THE PROBLEM ->
For each line below that holds "image", return the line as it stands.

(Stored records)
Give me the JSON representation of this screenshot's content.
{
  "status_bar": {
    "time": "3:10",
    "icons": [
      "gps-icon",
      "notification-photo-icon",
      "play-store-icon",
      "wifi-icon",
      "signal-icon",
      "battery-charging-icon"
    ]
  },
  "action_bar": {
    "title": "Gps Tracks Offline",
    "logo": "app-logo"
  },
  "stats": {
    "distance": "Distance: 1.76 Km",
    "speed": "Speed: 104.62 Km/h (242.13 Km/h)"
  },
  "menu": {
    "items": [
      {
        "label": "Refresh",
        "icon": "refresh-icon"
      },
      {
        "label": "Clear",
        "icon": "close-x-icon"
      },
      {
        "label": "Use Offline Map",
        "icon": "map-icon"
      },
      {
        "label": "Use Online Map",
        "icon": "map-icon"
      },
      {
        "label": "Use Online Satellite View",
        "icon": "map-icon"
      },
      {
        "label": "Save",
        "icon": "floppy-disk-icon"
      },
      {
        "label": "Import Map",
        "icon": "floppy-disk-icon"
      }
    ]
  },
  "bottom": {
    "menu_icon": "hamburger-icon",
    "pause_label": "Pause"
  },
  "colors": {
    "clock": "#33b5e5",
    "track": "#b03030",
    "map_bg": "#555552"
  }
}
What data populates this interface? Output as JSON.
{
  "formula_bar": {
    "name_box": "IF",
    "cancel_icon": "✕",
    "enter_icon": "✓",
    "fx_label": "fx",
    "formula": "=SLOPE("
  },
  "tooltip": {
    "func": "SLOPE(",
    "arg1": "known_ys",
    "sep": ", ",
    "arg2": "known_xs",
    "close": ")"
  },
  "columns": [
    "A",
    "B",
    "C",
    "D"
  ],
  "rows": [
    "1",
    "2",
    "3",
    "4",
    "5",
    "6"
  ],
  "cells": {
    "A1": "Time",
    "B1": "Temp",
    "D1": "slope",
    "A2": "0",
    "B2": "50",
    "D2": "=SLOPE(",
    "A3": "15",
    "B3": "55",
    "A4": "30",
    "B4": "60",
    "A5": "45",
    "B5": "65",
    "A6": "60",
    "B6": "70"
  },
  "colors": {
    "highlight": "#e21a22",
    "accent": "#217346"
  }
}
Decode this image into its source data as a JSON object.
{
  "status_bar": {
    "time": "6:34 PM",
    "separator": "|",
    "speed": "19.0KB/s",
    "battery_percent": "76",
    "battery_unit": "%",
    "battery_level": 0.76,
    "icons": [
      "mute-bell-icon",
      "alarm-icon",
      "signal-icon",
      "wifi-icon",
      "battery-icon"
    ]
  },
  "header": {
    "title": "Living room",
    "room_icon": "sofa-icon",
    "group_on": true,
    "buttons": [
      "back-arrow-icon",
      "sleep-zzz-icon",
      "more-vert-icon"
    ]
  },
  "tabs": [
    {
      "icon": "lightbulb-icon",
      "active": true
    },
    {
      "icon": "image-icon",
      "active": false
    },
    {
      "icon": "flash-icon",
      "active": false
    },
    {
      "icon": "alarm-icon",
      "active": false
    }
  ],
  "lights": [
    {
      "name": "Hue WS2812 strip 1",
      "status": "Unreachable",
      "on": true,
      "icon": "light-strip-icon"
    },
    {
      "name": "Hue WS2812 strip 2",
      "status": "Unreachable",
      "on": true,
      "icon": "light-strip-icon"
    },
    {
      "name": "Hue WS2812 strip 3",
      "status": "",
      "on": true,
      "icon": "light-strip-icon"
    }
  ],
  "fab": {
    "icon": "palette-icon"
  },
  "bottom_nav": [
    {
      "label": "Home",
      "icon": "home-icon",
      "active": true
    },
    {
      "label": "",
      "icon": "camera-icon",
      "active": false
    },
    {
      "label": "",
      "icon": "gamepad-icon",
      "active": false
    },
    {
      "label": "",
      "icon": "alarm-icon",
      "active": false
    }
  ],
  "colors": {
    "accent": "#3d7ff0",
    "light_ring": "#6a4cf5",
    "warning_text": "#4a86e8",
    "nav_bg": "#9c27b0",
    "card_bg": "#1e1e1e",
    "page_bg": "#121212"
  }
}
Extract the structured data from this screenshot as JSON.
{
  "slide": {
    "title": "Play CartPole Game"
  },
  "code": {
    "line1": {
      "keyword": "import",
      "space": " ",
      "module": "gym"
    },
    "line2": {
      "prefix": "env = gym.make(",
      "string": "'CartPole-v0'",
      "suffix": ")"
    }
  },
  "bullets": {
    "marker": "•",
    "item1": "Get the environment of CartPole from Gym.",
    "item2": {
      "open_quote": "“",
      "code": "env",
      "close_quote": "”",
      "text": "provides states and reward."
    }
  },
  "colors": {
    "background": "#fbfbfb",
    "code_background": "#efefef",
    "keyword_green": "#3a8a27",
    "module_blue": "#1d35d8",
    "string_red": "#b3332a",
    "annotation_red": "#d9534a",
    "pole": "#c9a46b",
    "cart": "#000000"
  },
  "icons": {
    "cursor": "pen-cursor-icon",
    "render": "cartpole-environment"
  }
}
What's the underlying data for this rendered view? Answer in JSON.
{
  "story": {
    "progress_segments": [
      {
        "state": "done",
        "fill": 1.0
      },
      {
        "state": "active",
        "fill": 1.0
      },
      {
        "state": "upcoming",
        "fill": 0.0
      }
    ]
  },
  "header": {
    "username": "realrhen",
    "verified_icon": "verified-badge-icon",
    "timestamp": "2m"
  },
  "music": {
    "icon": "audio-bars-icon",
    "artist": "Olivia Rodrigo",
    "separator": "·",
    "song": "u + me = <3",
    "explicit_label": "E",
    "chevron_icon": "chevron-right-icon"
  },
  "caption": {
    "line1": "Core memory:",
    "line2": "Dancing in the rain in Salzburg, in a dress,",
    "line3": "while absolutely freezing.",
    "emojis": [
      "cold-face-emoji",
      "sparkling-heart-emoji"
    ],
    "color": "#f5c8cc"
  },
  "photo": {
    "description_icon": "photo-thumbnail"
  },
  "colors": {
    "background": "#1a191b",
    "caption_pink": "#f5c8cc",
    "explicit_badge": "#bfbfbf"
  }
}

RESULT OF THIS EXERCISE ->
Decode this image into its source data as a JSON object.
      "icon": "image-icon",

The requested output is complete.